Copy every line of the records below that holds the word "Implemented".
··· GIVEN RECORDS ···
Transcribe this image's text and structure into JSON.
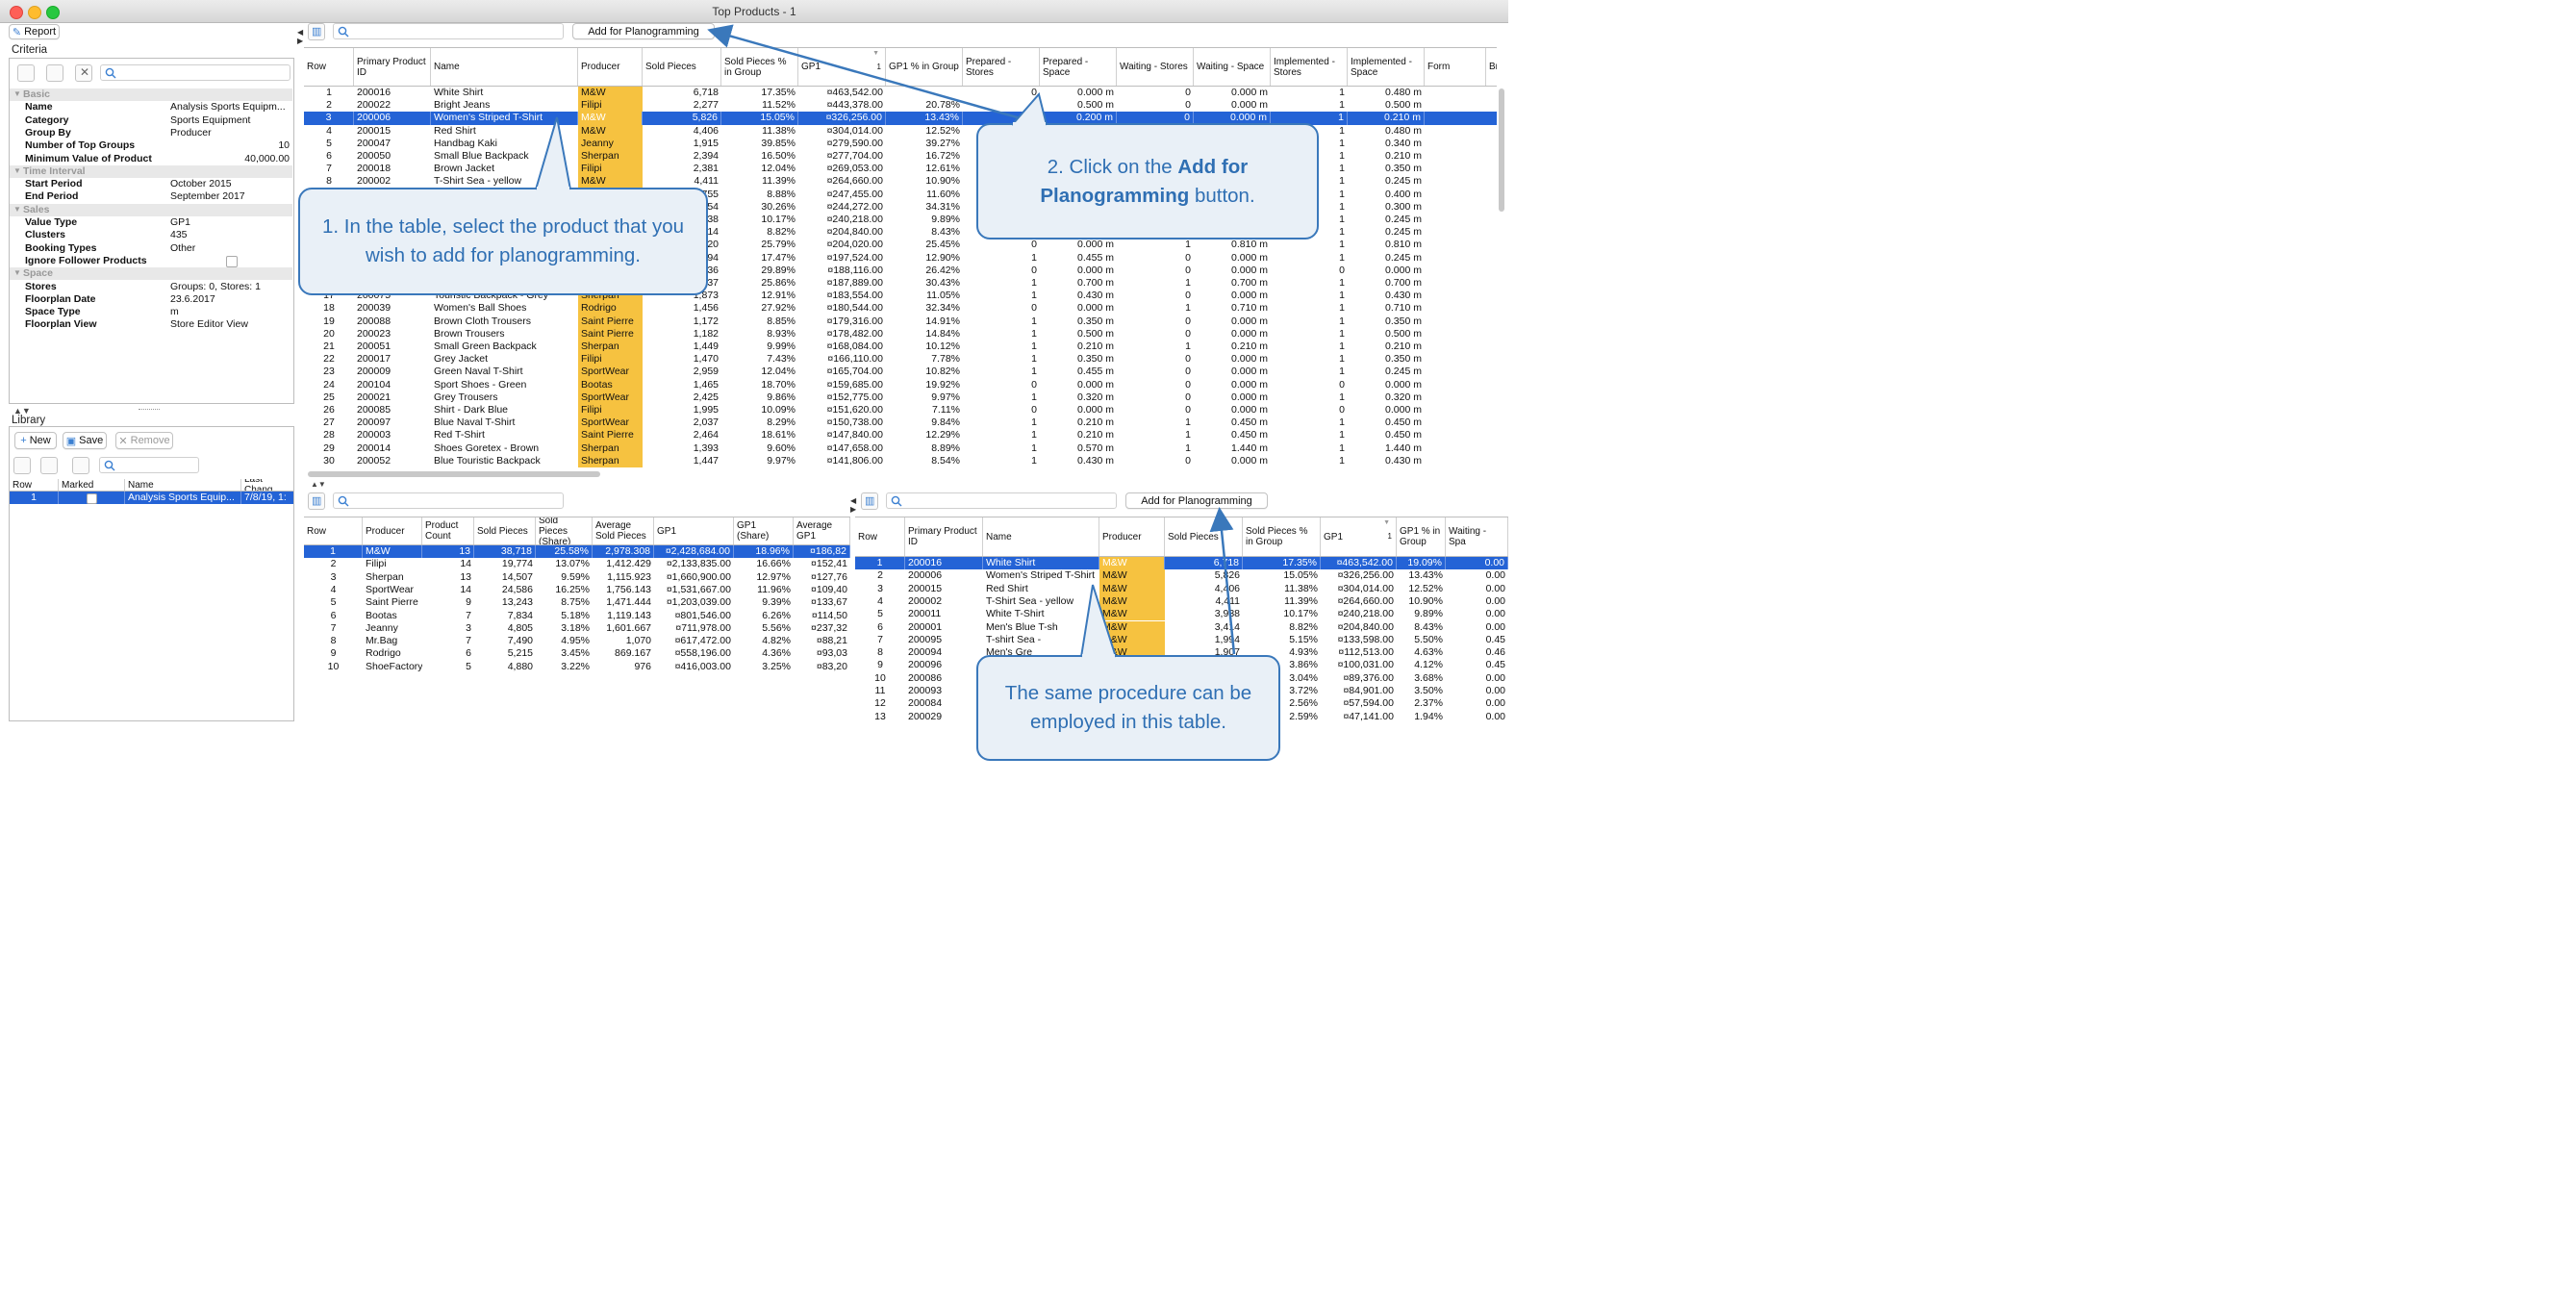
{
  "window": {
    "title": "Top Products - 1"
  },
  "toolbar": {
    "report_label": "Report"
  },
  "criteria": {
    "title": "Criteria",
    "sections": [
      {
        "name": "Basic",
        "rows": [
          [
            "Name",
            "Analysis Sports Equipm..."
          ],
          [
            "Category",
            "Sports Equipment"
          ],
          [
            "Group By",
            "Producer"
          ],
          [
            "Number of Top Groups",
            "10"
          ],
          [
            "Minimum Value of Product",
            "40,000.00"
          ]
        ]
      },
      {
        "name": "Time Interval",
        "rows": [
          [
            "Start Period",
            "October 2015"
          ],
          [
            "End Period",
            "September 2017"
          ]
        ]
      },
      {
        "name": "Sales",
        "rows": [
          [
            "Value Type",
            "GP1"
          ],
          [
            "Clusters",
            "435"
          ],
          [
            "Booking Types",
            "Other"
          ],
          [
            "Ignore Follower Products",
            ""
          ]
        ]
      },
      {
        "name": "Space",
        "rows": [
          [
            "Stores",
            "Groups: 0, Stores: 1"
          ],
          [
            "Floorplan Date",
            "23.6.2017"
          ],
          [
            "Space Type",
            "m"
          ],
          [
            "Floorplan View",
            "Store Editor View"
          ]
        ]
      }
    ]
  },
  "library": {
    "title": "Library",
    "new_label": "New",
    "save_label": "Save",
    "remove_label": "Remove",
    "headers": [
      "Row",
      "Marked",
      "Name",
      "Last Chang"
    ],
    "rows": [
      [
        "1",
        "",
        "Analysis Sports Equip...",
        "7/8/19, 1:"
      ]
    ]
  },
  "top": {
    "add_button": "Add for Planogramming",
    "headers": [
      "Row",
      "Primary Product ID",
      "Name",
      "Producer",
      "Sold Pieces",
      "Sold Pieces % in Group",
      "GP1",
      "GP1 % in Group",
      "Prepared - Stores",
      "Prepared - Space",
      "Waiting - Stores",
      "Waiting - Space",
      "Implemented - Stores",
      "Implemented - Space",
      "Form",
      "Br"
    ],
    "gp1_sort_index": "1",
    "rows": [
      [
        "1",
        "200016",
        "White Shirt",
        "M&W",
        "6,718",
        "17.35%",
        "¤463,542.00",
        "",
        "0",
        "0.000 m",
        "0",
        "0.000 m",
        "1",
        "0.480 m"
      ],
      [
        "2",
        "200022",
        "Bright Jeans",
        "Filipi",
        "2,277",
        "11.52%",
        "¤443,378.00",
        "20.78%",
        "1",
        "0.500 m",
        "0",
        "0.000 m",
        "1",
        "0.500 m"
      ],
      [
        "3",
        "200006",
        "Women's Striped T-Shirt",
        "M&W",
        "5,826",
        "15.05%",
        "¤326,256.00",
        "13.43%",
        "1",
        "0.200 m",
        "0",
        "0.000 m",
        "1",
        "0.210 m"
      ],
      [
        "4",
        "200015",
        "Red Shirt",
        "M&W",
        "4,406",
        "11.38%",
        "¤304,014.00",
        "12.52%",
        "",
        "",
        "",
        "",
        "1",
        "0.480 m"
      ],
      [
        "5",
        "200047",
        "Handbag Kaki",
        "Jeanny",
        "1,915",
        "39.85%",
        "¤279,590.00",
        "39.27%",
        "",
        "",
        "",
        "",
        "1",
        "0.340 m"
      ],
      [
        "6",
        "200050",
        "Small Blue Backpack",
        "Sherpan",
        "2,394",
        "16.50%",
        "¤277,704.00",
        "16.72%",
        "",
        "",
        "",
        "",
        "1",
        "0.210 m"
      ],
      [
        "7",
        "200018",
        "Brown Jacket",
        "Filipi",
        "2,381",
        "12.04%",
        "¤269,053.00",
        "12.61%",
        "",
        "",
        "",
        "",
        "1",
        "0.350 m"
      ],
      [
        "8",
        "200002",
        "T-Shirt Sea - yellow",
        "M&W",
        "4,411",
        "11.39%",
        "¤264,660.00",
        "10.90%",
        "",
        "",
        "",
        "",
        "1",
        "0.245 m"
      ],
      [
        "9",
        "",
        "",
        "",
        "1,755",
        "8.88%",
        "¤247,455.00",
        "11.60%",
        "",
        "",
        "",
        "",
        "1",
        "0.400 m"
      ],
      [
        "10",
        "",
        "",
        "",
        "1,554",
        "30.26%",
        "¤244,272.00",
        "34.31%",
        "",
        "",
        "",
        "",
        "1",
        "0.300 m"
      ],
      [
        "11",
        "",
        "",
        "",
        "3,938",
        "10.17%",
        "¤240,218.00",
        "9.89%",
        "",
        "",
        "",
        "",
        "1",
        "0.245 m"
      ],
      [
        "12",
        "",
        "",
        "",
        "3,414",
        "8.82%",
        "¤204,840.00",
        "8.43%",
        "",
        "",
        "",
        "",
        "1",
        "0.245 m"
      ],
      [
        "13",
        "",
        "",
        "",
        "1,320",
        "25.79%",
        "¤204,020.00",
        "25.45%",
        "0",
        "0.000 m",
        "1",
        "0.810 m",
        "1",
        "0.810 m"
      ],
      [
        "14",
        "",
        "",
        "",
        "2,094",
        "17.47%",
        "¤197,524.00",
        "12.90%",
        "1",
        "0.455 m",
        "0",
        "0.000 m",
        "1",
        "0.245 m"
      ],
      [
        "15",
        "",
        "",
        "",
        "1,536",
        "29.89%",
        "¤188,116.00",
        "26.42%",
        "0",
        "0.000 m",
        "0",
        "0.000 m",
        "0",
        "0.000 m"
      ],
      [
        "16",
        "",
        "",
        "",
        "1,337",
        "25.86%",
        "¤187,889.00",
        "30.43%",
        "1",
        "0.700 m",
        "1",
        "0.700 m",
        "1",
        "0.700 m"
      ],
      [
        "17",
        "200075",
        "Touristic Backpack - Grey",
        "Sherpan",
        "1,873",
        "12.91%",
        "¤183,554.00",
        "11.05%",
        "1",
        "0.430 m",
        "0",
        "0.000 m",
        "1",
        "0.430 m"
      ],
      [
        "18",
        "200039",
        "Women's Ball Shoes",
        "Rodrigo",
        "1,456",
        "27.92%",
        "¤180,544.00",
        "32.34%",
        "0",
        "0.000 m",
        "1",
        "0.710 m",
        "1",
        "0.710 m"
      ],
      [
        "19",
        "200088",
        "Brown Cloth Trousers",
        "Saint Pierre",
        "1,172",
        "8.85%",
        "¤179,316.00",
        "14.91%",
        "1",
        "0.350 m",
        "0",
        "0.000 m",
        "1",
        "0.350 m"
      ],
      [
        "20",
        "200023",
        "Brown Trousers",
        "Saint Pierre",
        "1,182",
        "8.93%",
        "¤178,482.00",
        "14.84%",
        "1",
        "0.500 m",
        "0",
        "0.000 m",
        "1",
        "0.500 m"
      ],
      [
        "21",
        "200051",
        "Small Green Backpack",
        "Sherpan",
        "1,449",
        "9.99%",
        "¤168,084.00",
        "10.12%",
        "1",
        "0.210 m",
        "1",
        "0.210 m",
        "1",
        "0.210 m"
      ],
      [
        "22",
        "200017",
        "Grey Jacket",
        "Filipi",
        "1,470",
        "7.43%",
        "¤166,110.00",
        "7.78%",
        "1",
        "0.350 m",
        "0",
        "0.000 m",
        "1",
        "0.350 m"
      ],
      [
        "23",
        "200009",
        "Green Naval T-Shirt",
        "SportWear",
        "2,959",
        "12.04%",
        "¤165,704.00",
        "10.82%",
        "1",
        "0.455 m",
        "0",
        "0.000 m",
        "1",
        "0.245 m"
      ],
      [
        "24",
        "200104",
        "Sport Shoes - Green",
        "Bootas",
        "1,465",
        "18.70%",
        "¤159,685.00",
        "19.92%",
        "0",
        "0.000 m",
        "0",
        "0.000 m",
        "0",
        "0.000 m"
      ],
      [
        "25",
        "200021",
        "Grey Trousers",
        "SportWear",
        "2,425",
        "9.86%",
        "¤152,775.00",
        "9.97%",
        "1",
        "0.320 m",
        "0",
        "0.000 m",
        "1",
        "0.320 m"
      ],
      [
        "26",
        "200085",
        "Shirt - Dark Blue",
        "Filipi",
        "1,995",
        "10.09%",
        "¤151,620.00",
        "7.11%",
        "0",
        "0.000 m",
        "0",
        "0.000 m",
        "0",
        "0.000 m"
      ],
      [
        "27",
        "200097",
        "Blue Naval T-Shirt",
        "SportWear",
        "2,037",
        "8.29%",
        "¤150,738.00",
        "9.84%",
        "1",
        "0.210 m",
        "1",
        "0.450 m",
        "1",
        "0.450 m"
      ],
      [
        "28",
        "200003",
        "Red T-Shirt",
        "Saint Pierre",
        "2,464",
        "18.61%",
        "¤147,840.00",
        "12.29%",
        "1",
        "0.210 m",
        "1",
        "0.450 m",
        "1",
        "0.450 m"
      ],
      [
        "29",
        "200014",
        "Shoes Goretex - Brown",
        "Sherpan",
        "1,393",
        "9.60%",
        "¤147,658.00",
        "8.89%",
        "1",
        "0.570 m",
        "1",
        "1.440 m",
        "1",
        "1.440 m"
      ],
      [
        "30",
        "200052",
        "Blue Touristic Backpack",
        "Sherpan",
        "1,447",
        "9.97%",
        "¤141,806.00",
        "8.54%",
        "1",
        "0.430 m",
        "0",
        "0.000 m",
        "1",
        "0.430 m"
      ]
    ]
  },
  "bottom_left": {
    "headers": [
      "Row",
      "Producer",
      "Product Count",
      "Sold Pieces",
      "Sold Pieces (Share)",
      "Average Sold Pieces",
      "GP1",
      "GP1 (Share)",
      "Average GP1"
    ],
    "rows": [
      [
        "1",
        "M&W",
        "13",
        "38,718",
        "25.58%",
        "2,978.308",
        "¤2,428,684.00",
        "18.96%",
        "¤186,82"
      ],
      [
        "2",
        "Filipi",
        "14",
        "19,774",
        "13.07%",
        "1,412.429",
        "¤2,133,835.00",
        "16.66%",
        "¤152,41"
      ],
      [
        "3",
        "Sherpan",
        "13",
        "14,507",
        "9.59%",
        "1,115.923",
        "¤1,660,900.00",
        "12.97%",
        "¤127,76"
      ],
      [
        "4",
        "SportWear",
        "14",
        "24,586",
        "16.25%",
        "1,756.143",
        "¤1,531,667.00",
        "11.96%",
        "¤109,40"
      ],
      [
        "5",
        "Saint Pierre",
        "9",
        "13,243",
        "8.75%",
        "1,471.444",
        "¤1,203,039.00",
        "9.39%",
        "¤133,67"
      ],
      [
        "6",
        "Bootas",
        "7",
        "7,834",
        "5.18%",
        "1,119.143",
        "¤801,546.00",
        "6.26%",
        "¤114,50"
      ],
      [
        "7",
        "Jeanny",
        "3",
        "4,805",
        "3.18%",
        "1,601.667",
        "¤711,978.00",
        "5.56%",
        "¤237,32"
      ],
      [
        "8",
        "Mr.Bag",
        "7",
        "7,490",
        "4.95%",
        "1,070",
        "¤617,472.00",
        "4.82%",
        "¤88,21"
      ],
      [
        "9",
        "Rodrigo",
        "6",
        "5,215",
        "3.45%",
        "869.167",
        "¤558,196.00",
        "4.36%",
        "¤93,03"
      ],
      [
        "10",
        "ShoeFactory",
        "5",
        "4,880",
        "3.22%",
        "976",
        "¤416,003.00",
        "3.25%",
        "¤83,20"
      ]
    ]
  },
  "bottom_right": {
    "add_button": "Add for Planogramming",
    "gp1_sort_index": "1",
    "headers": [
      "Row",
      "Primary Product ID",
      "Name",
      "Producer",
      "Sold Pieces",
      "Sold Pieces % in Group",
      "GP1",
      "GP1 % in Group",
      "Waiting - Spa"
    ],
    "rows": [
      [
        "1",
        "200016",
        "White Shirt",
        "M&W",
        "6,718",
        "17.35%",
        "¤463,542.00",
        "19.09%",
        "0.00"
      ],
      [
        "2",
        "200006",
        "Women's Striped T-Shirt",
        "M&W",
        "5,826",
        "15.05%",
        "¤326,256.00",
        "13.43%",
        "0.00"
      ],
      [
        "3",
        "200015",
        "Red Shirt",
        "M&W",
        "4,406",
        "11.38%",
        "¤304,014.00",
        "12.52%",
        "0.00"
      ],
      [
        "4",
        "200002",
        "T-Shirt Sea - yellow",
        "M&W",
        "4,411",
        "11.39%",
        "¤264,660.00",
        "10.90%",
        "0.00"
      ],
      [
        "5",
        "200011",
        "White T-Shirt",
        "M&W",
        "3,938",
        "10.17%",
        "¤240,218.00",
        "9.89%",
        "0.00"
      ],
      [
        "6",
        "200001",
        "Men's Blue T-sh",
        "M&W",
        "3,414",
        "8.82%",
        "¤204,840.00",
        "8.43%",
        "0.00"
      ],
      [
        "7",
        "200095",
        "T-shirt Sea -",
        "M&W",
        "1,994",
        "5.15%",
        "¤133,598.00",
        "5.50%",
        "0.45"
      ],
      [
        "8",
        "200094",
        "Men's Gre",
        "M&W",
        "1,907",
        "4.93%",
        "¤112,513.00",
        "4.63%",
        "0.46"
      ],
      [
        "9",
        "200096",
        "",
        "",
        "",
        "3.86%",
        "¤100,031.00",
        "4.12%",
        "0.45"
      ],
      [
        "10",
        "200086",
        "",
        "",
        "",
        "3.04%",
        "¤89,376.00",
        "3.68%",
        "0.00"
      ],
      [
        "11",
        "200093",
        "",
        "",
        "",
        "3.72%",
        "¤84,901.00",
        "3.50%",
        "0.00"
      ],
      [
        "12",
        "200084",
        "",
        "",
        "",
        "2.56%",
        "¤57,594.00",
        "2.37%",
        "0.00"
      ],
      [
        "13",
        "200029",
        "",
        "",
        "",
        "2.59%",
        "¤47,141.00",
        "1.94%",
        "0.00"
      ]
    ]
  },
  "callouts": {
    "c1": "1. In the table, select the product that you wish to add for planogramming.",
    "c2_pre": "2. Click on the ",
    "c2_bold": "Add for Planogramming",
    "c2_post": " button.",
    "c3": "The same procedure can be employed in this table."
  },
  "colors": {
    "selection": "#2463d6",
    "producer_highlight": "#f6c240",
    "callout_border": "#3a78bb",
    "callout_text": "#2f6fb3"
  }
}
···
#### ANSWER BELOW
      "Implemented - Stores",
      "Implemented - Space",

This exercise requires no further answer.